__TASK DESCRIPTION__: Copy, from the entries below, each line where the word "true" can be found.

-- PROVIDED ENTRIES follows --

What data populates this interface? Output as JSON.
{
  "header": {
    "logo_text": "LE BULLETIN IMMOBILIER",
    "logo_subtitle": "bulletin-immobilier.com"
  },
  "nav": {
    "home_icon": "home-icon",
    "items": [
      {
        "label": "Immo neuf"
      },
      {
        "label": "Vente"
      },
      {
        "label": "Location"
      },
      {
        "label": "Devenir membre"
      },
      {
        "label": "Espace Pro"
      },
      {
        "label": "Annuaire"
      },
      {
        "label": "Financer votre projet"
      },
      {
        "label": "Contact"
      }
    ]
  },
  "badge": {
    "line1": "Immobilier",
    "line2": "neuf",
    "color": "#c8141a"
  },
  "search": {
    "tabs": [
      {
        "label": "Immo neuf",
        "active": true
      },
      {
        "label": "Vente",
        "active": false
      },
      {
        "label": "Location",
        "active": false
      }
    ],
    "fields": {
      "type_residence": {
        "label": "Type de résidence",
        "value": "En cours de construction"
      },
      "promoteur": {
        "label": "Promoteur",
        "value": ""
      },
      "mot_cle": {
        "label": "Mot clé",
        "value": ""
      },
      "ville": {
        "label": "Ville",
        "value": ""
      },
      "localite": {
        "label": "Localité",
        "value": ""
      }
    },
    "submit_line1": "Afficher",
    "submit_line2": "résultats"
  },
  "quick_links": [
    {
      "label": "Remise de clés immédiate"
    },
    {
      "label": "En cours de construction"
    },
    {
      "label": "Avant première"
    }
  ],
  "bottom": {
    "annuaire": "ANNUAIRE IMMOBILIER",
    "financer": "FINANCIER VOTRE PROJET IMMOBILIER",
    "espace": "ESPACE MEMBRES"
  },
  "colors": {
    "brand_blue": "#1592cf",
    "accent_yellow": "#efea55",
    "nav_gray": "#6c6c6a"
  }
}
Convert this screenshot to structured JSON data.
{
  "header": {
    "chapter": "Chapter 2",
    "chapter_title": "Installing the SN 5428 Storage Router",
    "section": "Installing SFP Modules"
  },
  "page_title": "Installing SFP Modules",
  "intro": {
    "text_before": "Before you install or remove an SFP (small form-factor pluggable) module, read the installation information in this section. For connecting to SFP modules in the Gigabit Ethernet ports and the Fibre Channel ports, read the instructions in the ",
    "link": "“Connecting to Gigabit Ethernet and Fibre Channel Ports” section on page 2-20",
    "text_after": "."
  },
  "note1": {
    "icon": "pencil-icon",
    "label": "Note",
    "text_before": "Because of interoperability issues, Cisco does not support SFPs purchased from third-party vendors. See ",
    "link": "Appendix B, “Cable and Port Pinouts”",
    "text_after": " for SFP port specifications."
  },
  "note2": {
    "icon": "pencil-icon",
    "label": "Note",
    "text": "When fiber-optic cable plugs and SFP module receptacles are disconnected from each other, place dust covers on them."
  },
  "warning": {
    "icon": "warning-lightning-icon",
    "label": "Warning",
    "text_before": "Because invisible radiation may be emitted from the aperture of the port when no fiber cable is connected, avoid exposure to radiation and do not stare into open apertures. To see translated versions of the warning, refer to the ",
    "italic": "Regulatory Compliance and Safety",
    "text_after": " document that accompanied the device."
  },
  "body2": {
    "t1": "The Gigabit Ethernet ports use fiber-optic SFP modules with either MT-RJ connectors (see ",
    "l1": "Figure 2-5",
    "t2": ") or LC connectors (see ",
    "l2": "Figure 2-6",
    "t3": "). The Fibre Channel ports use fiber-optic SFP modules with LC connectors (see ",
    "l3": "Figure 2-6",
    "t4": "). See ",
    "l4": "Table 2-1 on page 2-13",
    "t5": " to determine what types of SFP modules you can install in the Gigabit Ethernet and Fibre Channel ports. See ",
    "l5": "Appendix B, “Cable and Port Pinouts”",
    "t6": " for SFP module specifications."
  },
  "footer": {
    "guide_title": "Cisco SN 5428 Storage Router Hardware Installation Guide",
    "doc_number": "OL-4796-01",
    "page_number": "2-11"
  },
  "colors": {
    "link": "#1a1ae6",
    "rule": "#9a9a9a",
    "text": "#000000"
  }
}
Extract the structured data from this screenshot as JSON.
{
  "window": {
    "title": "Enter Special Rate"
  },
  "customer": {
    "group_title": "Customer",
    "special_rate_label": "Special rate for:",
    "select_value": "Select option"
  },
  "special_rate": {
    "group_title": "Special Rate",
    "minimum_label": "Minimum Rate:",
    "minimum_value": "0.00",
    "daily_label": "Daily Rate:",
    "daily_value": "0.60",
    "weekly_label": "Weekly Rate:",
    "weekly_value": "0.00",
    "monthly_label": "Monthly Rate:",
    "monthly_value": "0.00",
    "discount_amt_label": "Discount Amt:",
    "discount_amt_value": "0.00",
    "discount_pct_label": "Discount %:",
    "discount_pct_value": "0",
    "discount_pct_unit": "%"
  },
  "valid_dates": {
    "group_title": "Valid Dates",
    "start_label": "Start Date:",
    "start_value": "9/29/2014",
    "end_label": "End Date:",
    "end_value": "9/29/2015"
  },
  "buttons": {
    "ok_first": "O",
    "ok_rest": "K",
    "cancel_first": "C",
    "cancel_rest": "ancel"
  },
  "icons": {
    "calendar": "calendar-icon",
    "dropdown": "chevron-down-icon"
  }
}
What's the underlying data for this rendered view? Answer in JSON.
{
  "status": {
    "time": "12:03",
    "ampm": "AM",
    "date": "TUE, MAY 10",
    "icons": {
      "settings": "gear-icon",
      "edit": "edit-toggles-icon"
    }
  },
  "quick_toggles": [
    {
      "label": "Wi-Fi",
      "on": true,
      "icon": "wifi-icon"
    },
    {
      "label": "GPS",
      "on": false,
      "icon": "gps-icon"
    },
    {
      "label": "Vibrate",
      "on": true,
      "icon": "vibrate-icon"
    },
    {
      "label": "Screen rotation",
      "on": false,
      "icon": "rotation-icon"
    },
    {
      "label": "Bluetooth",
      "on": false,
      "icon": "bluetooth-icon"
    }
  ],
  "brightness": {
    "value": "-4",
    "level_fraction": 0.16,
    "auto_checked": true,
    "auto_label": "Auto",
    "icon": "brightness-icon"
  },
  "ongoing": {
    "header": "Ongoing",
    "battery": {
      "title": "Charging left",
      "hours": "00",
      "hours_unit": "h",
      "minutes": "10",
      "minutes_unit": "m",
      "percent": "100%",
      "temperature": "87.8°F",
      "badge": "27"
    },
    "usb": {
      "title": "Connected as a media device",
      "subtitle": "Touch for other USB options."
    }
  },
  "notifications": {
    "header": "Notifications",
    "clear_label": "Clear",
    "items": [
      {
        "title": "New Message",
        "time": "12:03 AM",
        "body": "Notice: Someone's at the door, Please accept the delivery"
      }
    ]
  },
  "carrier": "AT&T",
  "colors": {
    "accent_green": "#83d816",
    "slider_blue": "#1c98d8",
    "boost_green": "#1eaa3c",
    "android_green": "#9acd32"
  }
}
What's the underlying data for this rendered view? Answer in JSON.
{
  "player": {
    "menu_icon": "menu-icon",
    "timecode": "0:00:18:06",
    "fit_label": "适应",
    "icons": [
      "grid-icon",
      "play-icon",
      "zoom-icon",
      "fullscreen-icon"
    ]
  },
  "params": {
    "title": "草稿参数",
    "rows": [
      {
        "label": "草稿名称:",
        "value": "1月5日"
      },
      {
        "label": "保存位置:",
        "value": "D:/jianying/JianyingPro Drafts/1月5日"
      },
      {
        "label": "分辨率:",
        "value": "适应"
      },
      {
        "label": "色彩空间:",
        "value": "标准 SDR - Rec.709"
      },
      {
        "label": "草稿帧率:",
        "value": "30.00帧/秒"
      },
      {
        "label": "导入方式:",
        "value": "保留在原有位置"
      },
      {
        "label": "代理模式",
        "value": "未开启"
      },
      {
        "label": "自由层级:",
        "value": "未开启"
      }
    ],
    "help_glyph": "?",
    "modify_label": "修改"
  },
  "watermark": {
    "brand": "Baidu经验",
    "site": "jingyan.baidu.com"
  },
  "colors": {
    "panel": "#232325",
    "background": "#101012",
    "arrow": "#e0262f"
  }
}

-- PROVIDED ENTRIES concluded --

__EXERCISE SOLUTION__:
        "active": true
      "on": true,
      "on": true,
    "auto_checked": true,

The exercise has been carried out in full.